The first week in France has ended and I can finally begin to organize my thoughts on all of the things that have happened thus far. The first week in France was spent in Paris with the goal of helping us to get accustomed to hearing and responding to French on a daily basis. Coming from a country that speaks one language to a country where they speak another can be jarring, and reflecting on this first week in many ways it was. Transitioning from English to French is hard and I was exhausted the first two days from working so hard to understand what people were saying and communicate. All of our tours and visits were done in French, we spoke French at all of our meals, everything we were given was either written or said in French! In short it was a very quick transition into a total immersion environment!
When I first arrived I felt a bit overwhelmed, there are certain questions I feel that every person who studies language asks themselves and for me, the two main themes running through my mind were do I know enough French for this trip, and many what if questions. By day 3 in Paris those thoughts were mostly gone; I had already completely butchered the pronunciation of a word, but I had succesfully asked for directions and participated actively in conversations that relied on my use of he language!
We really did begin to use the language as soon as we arrived; our first activities in Paris forced us to use French. We started with a walking tour and a Seine River cruise. This was followed later in the week by seeing a French play and visits to places like the Musee D’Orsay, the Louvre, The Pompidou Center and the Eiffel Tower. It was really an ideal week in Paris and a great opening to our summer term in France. This first week gave all of the students in the program a chance to adjust to the time change, start thinking in French, and let go of some of the nerves about studying abroad. After all of the activities and exposure to language and culture I felt much better prepeared to head to Tours and further improve my french.
All of that being said, my first impressions of France are that is a beautiful country with a vibrant culture. There are so many things to see and do and so many people who are there to encourage you to speak and learn regardless of whether you make mistakes. Learning is a constant process and mistakes help us learn.

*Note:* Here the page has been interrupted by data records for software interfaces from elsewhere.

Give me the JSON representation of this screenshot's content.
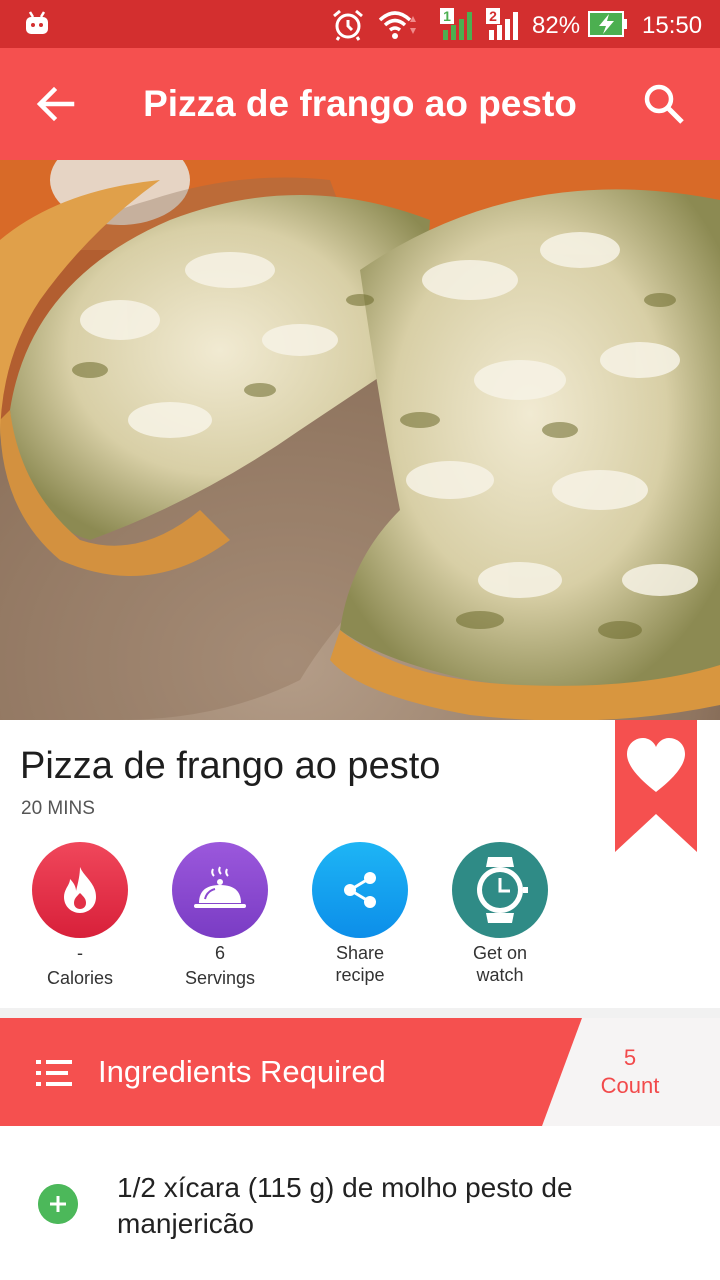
{
  "status_bar": {
    "battery_percent": "82%",
    "time": "15:50",
    "sim1_label": "1",
    "sim2_label": "2"
  },
  "toolbar": {
    "title": "Pizza de frango ao pesto"
  },
  "recipe": {
    "title": "Pizza de frango ao pesto",
    "time": "20 MINS"
  },
  "stats": {
    "calories": {
      "value": "-",
      "label": "Calories"
    },
    "servings": {
      "value": "6",
      "label": "Servings"
    },
    "share": {
      "line1": "Share",
      "line2": "recipe"
    },
    "watch": {
      "line1": "Get on",
      "line2": "watch"
    }
  },
  "ingredients": {
    "header_label": "Ingredients Required",
    "count_value": "5",
    "count_label": "Count",
    "items": [
      {
        "text": "1/2 xícara (115 g) de molho pesto de manjericão"
      }
    ]
  },
  "colors": {
    "status_bar": "#d32f2f",
    "toolbar": "#f5504f",
    "accent_red": "#f24a4b",
    "plus_green": "#4cb85a"
  },
  "icons": {
    "back": "arrow-back-icon",
    "search": "search-icon",
    "favorite": "heart-icon",
    "calories": "flame-icon",
    "servings": "cloche-icon",
    "share": "share-icon",
    "watch": "watch-icon",
    "list": "list-icon",
    "add": "plus-icon"
  }
}
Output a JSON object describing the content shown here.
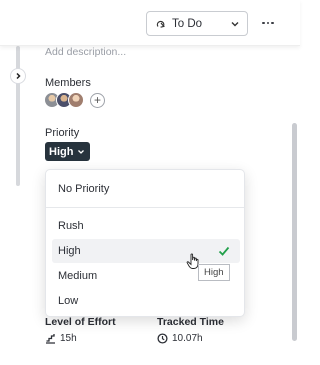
{
  "header": {
    "status_label": "To Do",
    "status_icon": "status-loop-icon",
    "more_icon": "more-horizontal-icon"
  },
  "description": {
    "placeholder": "Add description..."
  },
  "members": {
    "label": "Members",
    "avatars": [
      "avatar-1",
      "avatar-2",
      "avatar-3"
    ],
    "add_label": "+"
  },
  "priority": {
    "label": "Priority",
    "value": "High",
    "options": [
      "No Priority",
      "Rush",
      "High",
      "Medium",
      "Low"
    ],
    "selected": "High"
  },
  "tooltip": {
    "text": "High"
  },
  "fields": {
    "effort": {
      "label": "Level of Effort",
      "value": "15h",
      "icon": "effort-steps-icon"
    },
    "tracked": {
      "label": "Tracked Time",
      "value": "10.07h",
      "icon": "clock-icon"
    }
  },
  "colors": {
    "chip_bg": "#27333d",
    "check": "#22a04b",
    "selected_bg": "#f1f2f4"
  }
}
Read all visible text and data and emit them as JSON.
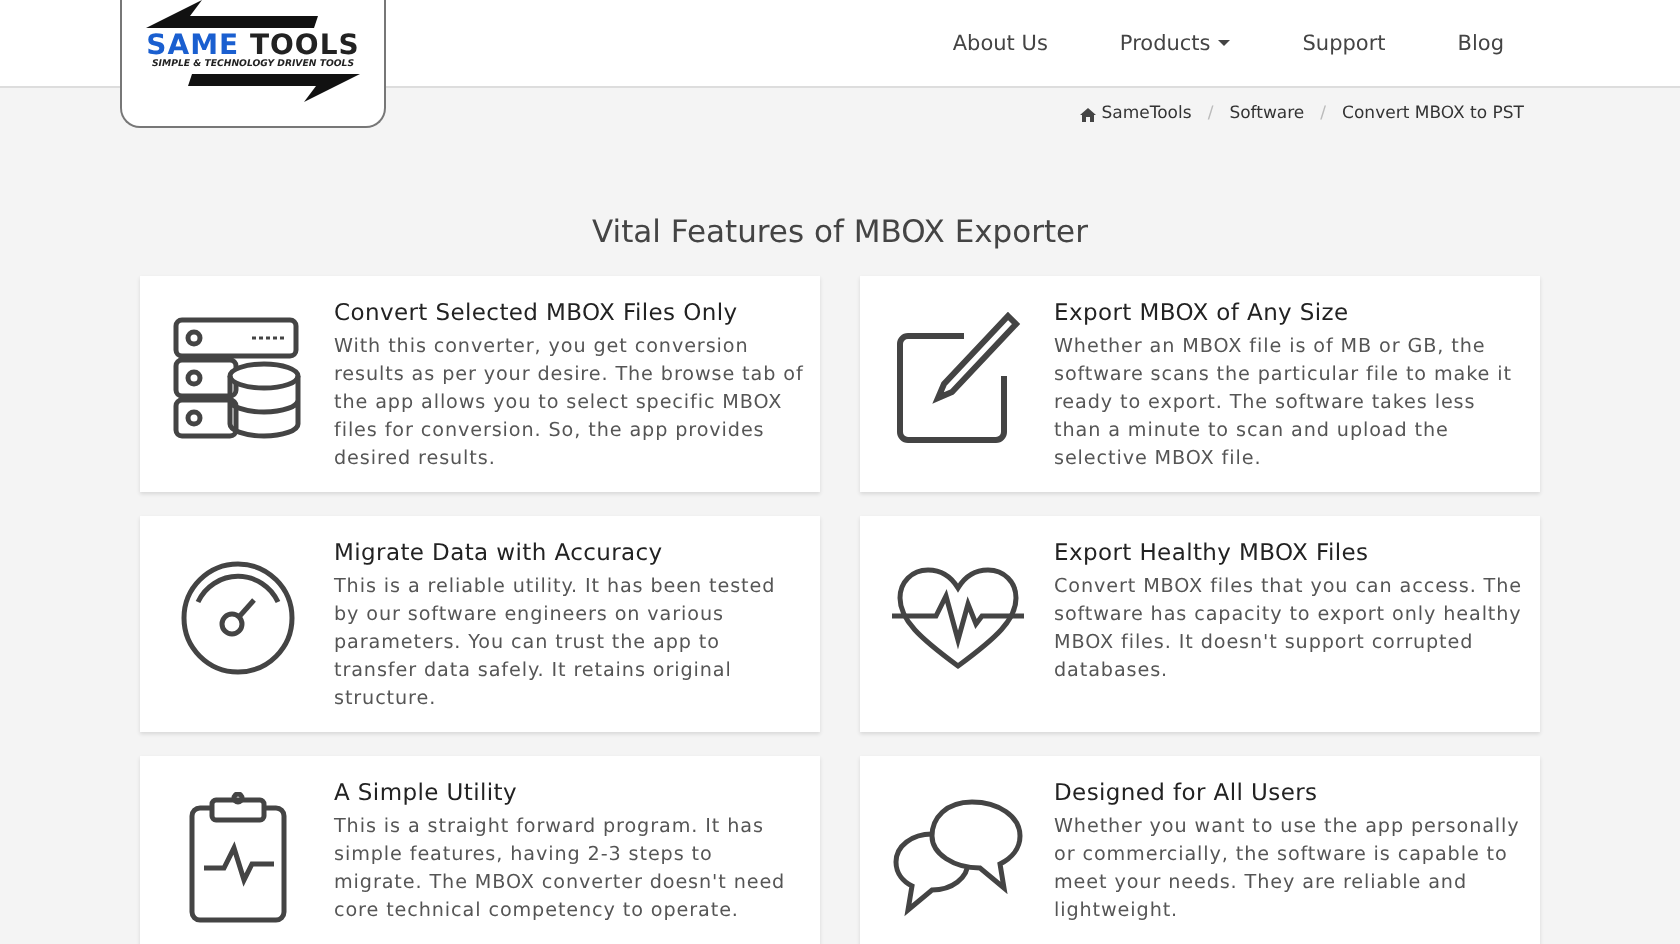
{
  "logo": {
    "word_1": "SAME",
    "word_2": "TOOLS",
    "tagline": "SIMPLE & TECHNOLOGY DRIVEN TOOLS"
  },
  "nav": [
    {
      "label": "About Us",
      "dropdown": false
    },
    {
      "label": "Products",
      "dropdown": true
    },
    {
      "label": "Support",
      "dropdown": false
    },
    {
      "label": "Blog",
      "dropdown": false
    }
  ],
  "breadcrumb": [
    "SameTools",
    "Software",
    "Convert MBOX to PST"
  ],
  "breadcrumb_separator": "/",
  "heading": "Vital Features of MBOX Exporter",
  "features": [
    {
      "title": "Convert Selected MBOX Files Only",
      "text": "With this converter, you get conversion results as per your desire. The browse tab of the app allows you to select specific MBOX files for conversion. So, the app provides desired results."
    },
    {
      "title": "Export MBOX of Any Size",
      "text": "Whether an MBOX file is of MB or GB, the software scans the particular file to make it ready to export. The software takes less than a minute to scan and upload the selective MBOX file."
    },
    {
      "title": "Migrate Data with Accuracy",
      "text": "This is a reliable utility. It has been tested by our software engineers on various parameters. You can trust the app to transfer data safely. It retains original structure."
    },
    {
      "title": "Export Healthy MBOX Files",
      "text": "Convert MBOX files that you can access. The software has capacity to export only healthy MBOX files. It doesn't support corrupted databases."
    },
    {
      "title": "A Simple Utility",
      "text": "This is a straight forward program. It has simple features, having 2-3 steps to migrate. The MBOX converter doesn't need core technical competency to operate."
    },
    {
      "title": "Designed for All Users",
      "text": "Whether you want to use the app personally or commercially, the software is capable to meet your needs. They are reliable and lightweight."
    }
  ]
}
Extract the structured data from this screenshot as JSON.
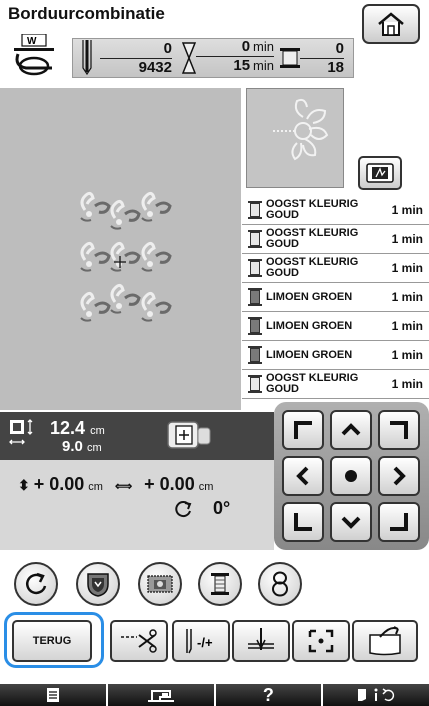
{
  "header": {
    "title": "Borduurcombinatie",
    "stitch_count": {
      "current": "0",
      "total": "9432"
    },
    "time": {
      "current": "0",
      "total": "15",
      "unit": "min"
    },
    "color_change": {
      "current": "0",
      "total": "18"
    }
  },
  "threads": [
    {
      "name": "OOGST KLEURIG GOUD",
      "time": "1 min",
      "color": "#e8e8e8"
    },
    {
      "name": "OOGST KLEURIG GOUD",
      "time": "1 min",
      "color": "#e8e8e8"
    },
    {
      "name": "OOGST KLEURIG GOUD",
      "time": "1 min",
      "color": "#e8e8e8"
    },
    {
      "name": "LIMOEN GROEN",
      "time": "1 min",
      "color": "#7a7a7a"
    },
    {
      "name": "LIMOEN GROEN",
      "time": "1 min",
      "color": "#7a7a7a"
    },
    {
      "name": "LIMOEN GROEN",
      "time": "1 min",
      "color": "#7a7a7a"
    },
    {
      "name": "OOGST KLEURIG GOUD",
      "time": "1 min",
      "color": "#e8e8e8"
    }
  ],
  "size": {
    "width": "12.4",
    "height": "9.0",
    "unit": "cm"
  },
  "offset": {
    "vertical": "+ 0.00",
    "horizontal": "+ 0.00",
    "unit": "cm"
  },
  "rotation": {
    "angle": "0°"
  },
  "buttons": {
    "back": "TERUG"
  },
  "icons": {
    "home": "home-icon",
    "view": "zoom-view-icon",
    "rotate": "rotate-icon",
    "border": "border-shield-icon",
    "density": "density-icon",
    "thread": "thread-spool-icon",
    "repeat": "repeat-8-icon",
    "cut": "thread-cut-icon",
    "tension": "tension-icon",
    "needle": "needle-position-icon",
    "trial": "trial-frame-icon",
    "pocket": "memory-pocket-icon"
  },
  "accent_color": "#2a8ee6"
}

Whenever one travels abroad there is a period of adjustment and many people go through culture shock. At this point in time I am still very much in the honeymoon period of being abroad and I am loving all of my experiences and what I am learning about myself, this country, and its language.
I’ll be updating you on Tours soon. À bientót!